  • Feeling depressed & anxious, mood swings
  • Sensitivity to light
  • Rapid heartbeat and breathing
  • Upset Stomach/Constipation/Diarrhea
  • Weight Loss

Why is My Vitamin B12 Too Low?

There are many causes that can lead to Vitamin B12 like:

  • Heavy Consumption of Alcohol
  • Immune system disorders
  • Long-term consumption of acid-reducing drugs
  • Weight loss surgery
  • Atrophic gastritis (inflammation of the lining of the stomach)
  • Pernicious Anemia (a decrease in red blood cells when the body can’t absorb enough Vitamin B12)
  • Old Age
  • Low consumption of Vitamin B12 foods (especially vegans)

Is Vitamin B12 Deficiency Hereditary?

No. However, in some cases, Vitamin B12 deficiency is caused by an inherited genetic disorder. Hence, proper genetic testing is required to determine B12 deficiencies caused by inherited disorders.

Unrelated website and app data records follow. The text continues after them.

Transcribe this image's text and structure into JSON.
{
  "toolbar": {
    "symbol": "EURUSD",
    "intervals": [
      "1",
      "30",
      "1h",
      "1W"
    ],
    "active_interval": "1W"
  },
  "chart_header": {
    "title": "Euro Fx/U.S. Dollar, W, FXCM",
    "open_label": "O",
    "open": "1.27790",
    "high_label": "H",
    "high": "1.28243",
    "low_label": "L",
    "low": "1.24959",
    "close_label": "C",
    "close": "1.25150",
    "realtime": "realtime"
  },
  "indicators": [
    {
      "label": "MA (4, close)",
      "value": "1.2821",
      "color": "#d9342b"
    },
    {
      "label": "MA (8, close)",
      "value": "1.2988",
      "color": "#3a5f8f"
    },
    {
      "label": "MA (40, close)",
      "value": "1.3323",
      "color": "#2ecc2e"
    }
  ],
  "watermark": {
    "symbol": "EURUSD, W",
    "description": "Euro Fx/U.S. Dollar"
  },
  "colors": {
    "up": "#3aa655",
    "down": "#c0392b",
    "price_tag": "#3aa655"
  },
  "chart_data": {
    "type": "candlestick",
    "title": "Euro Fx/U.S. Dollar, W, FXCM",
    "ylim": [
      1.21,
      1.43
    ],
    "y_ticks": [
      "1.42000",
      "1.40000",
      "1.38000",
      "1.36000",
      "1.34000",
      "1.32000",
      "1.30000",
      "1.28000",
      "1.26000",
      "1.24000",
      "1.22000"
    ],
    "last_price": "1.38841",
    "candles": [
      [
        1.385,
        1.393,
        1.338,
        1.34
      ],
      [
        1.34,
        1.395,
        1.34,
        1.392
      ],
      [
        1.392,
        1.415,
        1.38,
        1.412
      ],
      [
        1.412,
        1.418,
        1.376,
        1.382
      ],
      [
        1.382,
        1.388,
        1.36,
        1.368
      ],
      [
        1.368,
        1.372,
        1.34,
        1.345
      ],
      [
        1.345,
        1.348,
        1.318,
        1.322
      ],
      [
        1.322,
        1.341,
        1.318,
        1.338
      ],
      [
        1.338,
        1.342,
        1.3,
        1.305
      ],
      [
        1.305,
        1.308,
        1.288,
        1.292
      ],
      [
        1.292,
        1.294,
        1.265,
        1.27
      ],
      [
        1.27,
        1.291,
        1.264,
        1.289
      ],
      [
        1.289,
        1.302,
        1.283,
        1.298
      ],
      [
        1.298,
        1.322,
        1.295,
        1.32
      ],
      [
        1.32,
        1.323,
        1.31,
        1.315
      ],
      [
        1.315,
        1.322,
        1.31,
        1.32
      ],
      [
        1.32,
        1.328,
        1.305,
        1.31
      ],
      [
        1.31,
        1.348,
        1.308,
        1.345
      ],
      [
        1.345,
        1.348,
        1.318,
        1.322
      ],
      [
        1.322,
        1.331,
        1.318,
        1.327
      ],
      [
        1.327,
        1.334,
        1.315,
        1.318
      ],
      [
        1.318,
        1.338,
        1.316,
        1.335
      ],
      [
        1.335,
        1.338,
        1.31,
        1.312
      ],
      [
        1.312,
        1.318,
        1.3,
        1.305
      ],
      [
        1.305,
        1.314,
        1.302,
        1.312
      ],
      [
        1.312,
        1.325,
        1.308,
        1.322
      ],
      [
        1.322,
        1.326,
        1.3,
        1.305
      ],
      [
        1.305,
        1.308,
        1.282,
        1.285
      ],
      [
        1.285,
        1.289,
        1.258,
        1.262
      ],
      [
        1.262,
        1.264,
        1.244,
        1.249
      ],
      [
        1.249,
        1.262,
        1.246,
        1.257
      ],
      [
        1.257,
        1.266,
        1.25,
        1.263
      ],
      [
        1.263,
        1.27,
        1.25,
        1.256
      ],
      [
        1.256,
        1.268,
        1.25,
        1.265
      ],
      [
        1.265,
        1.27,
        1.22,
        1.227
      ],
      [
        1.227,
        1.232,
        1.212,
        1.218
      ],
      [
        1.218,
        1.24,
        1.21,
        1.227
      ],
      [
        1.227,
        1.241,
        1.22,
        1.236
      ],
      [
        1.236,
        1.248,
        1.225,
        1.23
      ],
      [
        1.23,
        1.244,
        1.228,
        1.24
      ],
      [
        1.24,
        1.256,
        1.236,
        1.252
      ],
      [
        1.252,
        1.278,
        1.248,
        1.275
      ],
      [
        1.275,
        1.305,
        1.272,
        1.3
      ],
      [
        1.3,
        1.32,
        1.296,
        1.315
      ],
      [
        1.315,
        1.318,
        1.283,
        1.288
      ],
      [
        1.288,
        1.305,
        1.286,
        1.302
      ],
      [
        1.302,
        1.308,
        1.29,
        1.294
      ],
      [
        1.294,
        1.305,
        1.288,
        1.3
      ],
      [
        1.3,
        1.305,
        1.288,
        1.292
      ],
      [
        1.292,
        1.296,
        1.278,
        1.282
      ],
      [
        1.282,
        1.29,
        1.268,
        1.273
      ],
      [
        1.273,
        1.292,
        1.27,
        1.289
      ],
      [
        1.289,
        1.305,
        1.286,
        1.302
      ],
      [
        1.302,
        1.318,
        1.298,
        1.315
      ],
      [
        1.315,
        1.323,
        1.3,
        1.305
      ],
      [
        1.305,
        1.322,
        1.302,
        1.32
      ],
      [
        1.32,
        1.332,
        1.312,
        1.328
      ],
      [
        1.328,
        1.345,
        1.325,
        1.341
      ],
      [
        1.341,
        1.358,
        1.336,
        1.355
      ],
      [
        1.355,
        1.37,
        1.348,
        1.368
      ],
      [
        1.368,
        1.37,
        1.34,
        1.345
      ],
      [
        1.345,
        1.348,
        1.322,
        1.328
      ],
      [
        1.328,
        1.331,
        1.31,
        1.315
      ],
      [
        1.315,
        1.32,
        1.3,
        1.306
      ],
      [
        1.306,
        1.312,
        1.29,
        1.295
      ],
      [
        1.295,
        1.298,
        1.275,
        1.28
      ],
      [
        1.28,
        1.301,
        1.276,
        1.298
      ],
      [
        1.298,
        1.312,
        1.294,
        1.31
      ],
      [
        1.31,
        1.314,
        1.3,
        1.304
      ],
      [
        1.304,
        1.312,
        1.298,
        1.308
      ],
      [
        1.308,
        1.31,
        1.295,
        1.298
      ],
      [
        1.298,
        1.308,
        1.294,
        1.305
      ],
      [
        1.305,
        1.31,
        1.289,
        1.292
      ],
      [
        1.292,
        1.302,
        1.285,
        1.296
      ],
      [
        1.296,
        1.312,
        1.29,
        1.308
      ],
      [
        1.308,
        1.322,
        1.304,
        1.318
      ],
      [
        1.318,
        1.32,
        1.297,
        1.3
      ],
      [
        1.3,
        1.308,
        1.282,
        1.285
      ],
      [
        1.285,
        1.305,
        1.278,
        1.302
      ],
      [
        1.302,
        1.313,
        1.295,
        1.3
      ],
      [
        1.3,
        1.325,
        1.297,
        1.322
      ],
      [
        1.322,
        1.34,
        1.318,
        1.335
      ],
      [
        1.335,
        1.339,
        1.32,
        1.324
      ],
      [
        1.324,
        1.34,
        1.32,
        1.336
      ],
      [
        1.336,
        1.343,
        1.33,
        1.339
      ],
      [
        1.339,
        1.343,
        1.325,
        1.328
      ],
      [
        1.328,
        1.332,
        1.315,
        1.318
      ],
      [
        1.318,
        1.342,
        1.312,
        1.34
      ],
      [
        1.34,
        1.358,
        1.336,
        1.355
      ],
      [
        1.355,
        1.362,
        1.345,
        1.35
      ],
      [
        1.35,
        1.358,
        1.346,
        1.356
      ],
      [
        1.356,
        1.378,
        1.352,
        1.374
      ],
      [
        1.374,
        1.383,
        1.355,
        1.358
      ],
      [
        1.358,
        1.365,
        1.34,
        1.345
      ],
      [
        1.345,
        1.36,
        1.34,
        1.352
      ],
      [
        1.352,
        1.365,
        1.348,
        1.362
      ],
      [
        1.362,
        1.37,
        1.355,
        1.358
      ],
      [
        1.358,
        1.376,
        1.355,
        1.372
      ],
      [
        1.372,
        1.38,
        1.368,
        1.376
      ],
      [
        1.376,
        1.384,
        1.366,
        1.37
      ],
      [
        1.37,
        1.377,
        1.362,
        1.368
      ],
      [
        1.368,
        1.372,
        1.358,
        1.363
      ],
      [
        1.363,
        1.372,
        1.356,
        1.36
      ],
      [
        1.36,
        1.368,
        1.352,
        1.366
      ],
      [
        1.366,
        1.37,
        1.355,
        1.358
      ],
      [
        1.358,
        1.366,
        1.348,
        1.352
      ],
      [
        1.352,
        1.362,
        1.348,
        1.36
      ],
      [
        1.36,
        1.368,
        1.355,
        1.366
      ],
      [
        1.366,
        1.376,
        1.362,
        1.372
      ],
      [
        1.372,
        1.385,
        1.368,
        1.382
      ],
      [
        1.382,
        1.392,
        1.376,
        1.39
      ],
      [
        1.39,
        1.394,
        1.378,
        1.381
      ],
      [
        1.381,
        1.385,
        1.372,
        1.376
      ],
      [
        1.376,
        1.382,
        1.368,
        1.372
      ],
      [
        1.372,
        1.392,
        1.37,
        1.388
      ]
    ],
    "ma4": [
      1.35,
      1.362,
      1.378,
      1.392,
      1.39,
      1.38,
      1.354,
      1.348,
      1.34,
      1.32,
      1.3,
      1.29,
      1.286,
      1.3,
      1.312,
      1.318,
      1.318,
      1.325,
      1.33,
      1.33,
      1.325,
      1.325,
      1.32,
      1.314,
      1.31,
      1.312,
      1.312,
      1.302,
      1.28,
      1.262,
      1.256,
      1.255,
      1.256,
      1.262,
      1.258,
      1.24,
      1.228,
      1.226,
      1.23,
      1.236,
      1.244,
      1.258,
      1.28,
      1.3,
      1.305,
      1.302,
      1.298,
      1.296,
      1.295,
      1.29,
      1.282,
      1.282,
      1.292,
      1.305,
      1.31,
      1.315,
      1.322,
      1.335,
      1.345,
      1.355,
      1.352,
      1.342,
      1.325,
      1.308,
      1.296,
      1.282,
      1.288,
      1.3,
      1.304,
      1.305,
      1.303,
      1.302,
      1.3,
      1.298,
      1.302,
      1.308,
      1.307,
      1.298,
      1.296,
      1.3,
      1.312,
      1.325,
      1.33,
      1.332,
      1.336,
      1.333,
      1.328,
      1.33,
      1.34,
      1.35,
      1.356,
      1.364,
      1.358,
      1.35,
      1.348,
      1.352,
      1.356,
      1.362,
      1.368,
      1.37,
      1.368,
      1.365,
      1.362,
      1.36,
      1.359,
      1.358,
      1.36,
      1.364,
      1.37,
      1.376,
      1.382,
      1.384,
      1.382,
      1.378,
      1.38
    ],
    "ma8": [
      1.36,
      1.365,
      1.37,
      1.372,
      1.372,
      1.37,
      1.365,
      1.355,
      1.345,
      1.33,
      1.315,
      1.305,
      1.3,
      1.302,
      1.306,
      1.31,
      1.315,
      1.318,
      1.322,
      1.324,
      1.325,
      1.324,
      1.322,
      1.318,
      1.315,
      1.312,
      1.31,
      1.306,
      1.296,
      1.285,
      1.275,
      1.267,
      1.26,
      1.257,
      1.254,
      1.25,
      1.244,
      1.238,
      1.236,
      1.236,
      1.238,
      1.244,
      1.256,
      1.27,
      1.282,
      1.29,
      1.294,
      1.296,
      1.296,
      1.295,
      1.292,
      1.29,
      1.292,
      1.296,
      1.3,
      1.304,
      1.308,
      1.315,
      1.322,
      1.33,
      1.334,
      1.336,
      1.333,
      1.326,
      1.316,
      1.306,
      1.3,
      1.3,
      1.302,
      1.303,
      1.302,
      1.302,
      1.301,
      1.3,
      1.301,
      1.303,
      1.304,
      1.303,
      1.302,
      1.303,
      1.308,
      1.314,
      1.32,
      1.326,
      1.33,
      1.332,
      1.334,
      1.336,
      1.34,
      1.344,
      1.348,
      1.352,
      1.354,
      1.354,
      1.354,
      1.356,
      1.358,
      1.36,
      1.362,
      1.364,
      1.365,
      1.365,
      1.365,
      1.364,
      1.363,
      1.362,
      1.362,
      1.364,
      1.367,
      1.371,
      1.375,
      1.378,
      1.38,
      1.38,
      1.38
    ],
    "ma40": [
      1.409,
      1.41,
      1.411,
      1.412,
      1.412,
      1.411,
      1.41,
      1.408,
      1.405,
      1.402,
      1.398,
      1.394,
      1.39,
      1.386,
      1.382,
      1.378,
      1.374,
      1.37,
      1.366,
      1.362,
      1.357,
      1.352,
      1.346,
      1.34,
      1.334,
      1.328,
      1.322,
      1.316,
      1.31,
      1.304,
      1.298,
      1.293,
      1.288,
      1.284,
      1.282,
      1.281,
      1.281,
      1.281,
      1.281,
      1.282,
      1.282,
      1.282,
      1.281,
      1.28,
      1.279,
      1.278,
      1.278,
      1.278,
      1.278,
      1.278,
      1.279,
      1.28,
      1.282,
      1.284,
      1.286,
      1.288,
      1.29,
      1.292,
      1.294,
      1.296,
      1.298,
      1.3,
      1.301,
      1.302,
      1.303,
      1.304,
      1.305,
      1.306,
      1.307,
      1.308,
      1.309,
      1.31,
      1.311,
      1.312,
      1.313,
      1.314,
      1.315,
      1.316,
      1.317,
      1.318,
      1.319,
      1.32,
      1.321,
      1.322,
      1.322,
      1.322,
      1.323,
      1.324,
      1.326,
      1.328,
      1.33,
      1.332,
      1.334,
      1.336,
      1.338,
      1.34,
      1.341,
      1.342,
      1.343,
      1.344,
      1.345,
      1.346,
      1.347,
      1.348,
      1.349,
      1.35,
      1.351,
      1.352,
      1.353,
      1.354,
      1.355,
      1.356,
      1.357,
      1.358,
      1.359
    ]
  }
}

Understanding Vitamin B12 Deficiency Anemia

Vitamin B12 deficiency indicates that there is not enough B12 vitamin in your body to develop red blood cells that carry oxygen through your body. Since your body does not have adequate red blood cells you feel tired and weak and further lead to brain and nerve damage. In most cases, Vitamin B12 deficiency occurs when your stomach and intestine do not absorb the vitamin. Vitamin B12 deficiency can also occur if you don’t eat enough foods that contain Vitamin B12, or when you are consuming more alcohol and taking excessive prescription and nonprescription medicines.

How Much Vitamin B12 You Need?

Now, that we know why we need Vitamin B12, the important question is what the normal range for Vitamin B12 levels are and how much do we need?

The amount of Vitamin B12 you need depends on your age. Below is the chart that can help you find your recommended daily amount of Vitamin B12.

Age (Years) Daily Amount of Recommended B12 (in micrograms)
1-3 0.9 mcg
4-8 1.2 mcg
9-13 1.8 mcg
14 and above 2.4 mcg
Pregnant Women 2.6 mcg
Breast-feeding Women 2.8 mcg

A Vitamin B12 test measures the amount of Vitamin B12 in the blood. This helps you to check for Vitamin B12 deficiency anemia and other types of it like megaloblastic anemia. The test can also help you find the cause of dementia and other nervous system symptoms.

To take your Vitamin B12 test you can contact:

Phone: +91 22 66949876 / 9833141024

Email: disha@pathologylabindia.com

Sources:

http://www.webmd.com/diet/vitamin-b12-15239#2

http://www.health.com/health/gallery/0,,20924065,00.html/view-all

http://www.webmd.com/food-recipes/guide/vitamin-b12-deficiency-symptoms-causes#1-2

http://www.webmd.com/a-to-z-guides/tc/vitamin-b12-deficiency-anemia-topic-overview#2